- Jan 22, 2008
However, as an aside, can we please be less personal in our responses to each other
One of the reasons I like this site so much is that it isn't cluttered up with edgelords trying to "have a grown-up discussion", ie an argument, like a lot of the rest of the internet.
Regarding miserable books like London Fields, I think there's a sort of sincerity that a book has to have to be really good (among other things). London Fields felt like a miserable man showing off his cleverness to me. It's the reason why The First Law trilogy doesn't quite work for me (although it is very good): its cynicism feels like a pose rather than anything sincere. This is weird, given that PG Wodehouse comedies feel sincere to me, despite them being completely silly. And The First Law works perfectly for a lot of people.

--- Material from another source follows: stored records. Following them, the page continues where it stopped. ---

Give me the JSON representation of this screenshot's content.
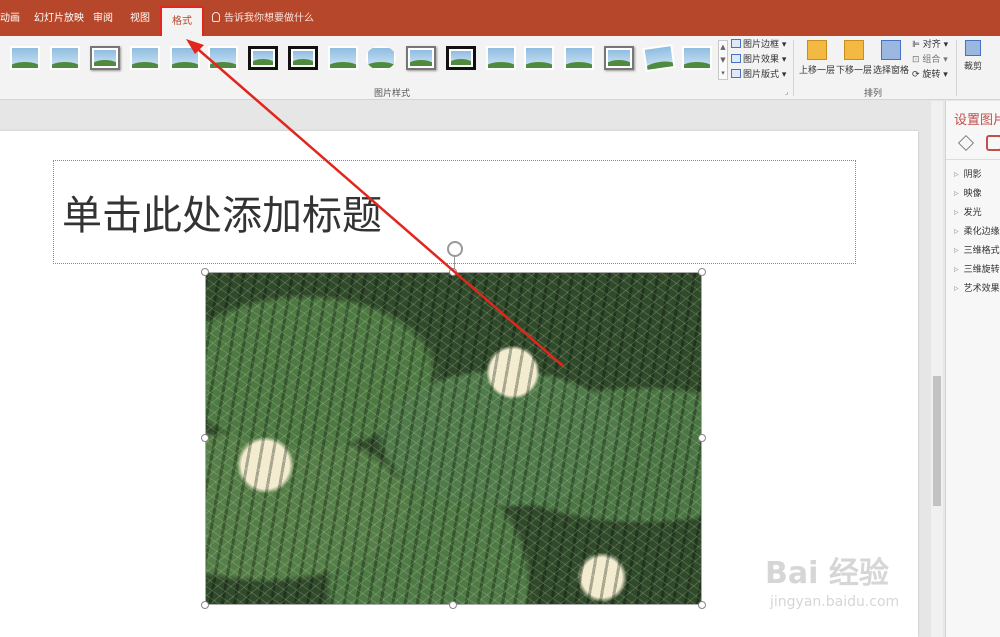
{
  "tabs": [
    {
      "label": "动画",
      "active": false
    },
    {
      "label": "幻灯片放映",
      "active": false
    },
    {
      "label": "审阅",
      "active": false
    },
    {
      "label": "视图",
      "active": false
    },
    {
      "label": "格式",
      "active": true
    }
  ],
  "tell_me": "告诉我你想要做什么",
  "ribbon": {
    "picture_styles": {
      "label": "图片样式",
      "border": "图片边框",
      "effects": "图片效果",
      "layout": "图片版式"
    },
    "arrange": {
      "label": "排列",
      "bring_forward": "上移一层",
      "send_backward": "下移一层",
      "selection_pane": "选择窗格",
      "align": "对齐",
      "group": "组合",
      "rotate": "旋转"
    },
    "size": {
      "crop": "裁剪"
    }
  },
  "slide": {
    "title_placeholder": "单击此处添加标题"
  },
  "format_panel": {
    "title": "设置图片",
    "items": [
      "阴影",
      "映像",
      "发光",
      "柔化边缘",
      "三维格式",
      "三维旋转",
      "艺术效果"
    ]
  },
  "watermark": {
    "brand": "Bai 经验",
    "url": "jingyan.baidu.com"
  },
  "colors": {
    "accent": "#b7472a",
    "annotation": "#e1261c"
  }
}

It sets up kind of personalized, bifurcated hierarchy/flow chart
Is it more the case that a book has to clear some low requirements in terms of basic writing skill, and then it quickly gets pretty subjective? I think it's very hard to pin down what works in that subconscious way, unless you're writing in a field where readers know what they like and say it a lot (friends to lovers in romance etc). But if you do get those basics covered, you can know pretty much for sure that you're not writing rubbish.